Expectation is a strong emotion, but having that expectation dashed can result in an ever stronger emotion: hatred.
The problem with "great expectations" is that readers and authors look on sequels in different ways. The readers thinks "Oh goody, another book," while some authors (just ask Arthur Conan Doyle or Ian Fleming) think, "oh, do I have to write another book" (rolls eyes). Now consider that the reader expects that every sequel should be the same but different and yet better than all of the books proceeding it, then you can see that the poor writer can crash very quickly trying to maintain a forever upwardly climbing level of excellence.
This impossible to achieve escalation soon causes the author to start thinking outside the box, looking at the character or format from a different angle, or even being experimental with the format, just to keep the series going and keep it interesting, while the reader simply wants the story to be a rattlingly good yarn similar to all the others in the series (but, you know, better). Of course sometimes the experiment works, just as long as the reader gives it a shot, and then the author is declared a genius and ahead of his/her time.
But sometimes the problem has nothing to do with inspiration, rather the lack of it. The deadline’s looming and the poor writer simply hasn't had a good enough idea in time and has to just start writing and hope it will all come together at the end. Sometimes this can garner unexpectedly good results, and sometimes it can be a disaster.
But there's another kind of expectation: the expectation for a sequel to a book that's so good, so original and so incredible that there's no way the writer can possibly follow it up. The original book was a one-off, and everything the writer produces afterwards will always be a disappointment, no matter what he does.
Here I'm going to take two examples of foiled expectations, but taken from films rather than books, because they’re the ones that occurred to me first. Warning, there are some SPOILERS here.
The Matrix Sequels. Everybody was left breathless at the end of the first movie: humanity hiding behind computer-game style avatars were going to take on the nasty machine avatars in an arena that looked like the normal world. It was going to be a battle royale. What we got instead was a surprisingly meditative look at moral shades of grey, not just for the humans but for the machines as well. Whereas in the first film good/evil was clearly defined, here it wasn’t, and that led to ambiguity. The audience, who just wanted lots of kung-fu, explosions and weird Sci-fi stuff going on, were left disappointed and walked.

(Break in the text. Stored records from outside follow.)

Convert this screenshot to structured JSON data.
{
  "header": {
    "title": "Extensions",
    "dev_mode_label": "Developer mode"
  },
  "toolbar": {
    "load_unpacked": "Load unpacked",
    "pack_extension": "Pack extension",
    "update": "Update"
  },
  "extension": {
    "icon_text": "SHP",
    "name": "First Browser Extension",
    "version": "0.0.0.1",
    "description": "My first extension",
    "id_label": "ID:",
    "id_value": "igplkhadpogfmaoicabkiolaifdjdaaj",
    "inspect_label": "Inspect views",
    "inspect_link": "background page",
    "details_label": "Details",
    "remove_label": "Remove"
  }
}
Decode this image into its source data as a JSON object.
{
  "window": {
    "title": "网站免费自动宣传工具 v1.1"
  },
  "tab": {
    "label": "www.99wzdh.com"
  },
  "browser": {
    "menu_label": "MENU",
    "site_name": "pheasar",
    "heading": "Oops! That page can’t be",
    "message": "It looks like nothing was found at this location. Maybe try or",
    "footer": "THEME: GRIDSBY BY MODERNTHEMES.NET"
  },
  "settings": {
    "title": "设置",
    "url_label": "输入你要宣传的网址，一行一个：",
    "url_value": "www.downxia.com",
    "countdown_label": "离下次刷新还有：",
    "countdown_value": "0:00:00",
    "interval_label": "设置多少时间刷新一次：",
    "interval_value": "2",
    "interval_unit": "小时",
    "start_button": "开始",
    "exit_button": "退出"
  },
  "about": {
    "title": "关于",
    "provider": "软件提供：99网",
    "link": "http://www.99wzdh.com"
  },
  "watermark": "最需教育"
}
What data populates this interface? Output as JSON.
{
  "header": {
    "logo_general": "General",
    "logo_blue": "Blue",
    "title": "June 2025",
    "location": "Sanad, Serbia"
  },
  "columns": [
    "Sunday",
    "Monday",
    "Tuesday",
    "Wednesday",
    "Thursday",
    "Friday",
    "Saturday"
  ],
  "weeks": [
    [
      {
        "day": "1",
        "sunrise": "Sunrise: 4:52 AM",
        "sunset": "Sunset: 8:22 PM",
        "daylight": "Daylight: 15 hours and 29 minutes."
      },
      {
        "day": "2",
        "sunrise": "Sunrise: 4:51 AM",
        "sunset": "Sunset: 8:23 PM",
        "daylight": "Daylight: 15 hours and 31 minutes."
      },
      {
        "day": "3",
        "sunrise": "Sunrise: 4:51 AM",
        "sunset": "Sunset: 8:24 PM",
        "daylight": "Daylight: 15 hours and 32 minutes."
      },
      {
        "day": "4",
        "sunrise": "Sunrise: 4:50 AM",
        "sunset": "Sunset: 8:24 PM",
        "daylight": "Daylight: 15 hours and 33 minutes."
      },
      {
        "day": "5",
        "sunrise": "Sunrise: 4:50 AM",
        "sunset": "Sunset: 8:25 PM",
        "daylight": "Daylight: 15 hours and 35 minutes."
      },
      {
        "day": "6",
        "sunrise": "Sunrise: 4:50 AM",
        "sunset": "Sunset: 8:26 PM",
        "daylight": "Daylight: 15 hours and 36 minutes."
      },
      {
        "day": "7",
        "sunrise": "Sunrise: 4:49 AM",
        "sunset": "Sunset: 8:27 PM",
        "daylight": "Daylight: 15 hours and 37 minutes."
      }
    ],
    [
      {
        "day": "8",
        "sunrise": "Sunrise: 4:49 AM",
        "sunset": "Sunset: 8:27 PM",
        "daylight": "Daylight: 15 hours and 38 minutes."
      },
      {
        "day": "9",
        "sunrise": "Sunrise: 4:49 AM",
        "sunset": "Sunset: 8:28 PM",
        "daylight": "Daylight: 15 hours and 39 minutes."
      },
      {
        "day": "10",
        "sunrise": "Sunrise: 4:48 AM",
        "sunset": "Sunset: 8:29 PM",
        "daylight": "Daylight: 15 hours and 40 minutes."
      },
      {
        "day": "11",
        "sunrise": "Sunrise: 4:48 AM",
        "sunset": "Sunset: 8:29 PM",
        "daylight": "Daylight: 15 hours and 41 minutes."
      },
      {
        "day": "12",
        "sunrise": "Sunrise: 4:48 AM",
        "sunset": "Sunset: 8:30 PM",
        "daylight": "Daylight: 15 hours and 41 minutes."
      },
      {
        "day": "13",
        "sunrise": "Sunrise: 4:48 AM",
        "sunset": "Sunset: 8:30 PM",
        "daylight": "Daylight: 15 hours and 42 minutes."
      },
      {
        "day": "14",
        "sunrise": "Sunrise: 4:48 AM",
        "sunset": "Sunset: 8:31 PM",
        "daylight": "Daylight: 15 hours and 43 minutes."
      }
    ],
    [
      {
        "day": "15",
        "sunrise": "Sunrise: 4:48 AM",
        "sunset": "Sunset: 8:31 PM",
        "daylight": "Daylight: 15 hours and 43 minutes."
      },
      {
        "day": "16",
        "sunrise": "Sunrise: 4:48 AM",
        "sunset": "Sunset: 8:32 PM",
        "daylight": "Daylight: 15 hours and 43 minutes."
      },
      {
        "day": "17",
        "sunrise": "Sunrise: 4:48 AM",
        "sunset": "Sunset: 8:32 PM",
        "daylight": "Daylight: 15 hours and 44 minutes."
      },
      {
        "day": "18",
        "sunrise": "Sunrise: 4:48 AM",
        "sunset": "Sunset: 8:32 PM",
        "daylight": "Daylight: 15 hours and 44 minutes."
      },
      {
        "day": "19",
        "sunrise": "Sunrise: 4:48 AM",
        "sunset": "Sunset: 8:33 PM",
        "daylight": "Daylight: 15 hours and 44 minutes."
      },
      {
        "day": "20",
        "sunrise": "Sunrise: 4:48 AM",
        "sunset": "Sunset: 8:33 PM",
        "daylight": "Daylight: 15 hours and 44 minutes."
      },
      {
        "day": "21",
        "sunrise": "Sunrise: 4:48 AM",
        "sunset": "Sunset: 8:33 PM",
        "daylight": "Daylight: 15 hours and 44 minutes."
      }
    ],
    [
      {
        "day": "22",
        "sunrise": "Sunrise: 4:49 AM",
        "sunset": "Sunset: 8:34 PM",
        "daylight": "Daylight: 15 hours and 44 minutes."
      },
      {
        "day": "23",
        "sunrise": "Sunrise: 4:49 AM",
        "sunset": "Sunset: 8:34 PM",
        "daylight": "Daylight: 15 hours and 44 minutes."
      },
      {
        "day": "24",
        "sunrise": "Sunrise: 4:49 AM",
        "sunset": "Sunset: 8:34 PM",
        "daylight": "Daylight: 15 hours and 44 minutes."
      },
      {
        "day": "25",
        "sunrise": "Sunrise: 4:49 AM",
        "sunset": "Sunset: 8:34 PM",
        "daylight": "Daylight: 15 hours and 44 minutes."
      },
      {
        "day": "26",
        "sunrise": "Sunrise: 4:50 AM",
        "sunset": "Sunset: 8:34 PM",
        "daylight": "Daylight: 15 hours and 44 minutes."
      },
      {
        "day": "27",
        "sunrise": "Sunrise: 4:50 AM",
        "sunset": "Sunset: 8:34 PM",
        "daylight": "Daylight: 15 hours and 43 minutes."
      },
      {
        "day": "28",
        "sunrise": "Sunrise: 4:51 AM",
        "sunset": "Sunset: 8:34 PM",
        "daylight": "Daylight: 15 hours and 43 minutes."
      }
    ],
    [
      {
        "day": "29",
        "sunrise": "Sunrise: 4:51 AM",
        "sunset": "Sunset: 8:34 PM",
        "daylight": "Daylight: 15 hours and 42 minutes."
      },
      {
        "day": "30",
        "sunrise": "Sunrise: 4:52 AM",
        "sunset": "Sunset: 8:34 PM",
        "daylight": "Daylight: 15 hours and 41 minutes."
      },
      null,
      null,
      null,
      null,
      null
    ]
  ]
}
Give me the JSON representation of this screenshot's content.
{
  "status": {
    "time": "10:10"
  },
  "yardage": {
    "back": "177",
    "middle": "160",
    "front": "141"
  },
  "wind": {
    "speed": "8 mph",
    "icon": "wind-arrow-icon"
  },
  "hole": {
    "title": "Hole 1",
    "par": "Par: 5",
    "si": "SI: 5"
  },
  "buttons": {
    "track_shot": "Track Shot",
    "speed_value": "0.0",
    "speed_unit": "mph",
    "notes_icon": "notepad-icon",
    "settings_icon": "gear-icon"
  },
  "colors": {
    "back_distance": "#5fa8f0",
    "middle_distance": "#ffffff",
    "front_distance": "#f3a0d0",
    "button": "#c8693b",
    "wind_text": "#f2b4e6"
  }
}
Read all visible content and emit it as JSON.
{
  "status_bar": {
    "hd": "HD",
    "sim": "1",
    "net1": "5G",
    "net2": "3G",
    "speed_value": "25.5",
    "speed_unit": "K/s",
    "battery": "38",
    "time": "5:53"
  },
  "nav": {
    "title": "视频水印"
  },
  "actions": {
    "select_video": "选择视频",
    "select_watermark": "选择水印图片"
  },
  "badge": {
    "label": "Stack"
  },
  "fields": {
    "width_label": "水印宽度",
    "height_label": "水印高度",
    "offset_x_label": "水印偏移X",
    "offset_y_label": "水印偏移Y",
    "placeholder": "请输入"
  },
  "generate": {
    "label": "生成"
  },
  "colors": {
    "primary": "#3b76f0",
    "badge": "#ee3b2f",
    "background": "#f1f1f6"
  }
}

The Dark Knight Rises. At the end of The Dark Knight it hints that poor old Batman will be chased through the streets of Gotham by the cops as he tries to fight the rotters, turned into a pariah to protect the false heroism of the horrible disfigured Harvey Dent. None of that happens. What we got instead was Bruce Wayne in retirement, brooding and still mourning the death of his lover. Actually I quite like TDKR but the world feels different compared to the previous films, sort of broken, just as Bruce Wayne is. This film is the logical next step after TDK, but the little details aren't there, which makes me think the writing of the TDKR was rushed, or the film had to go into production before the script was ready (which happens a lot).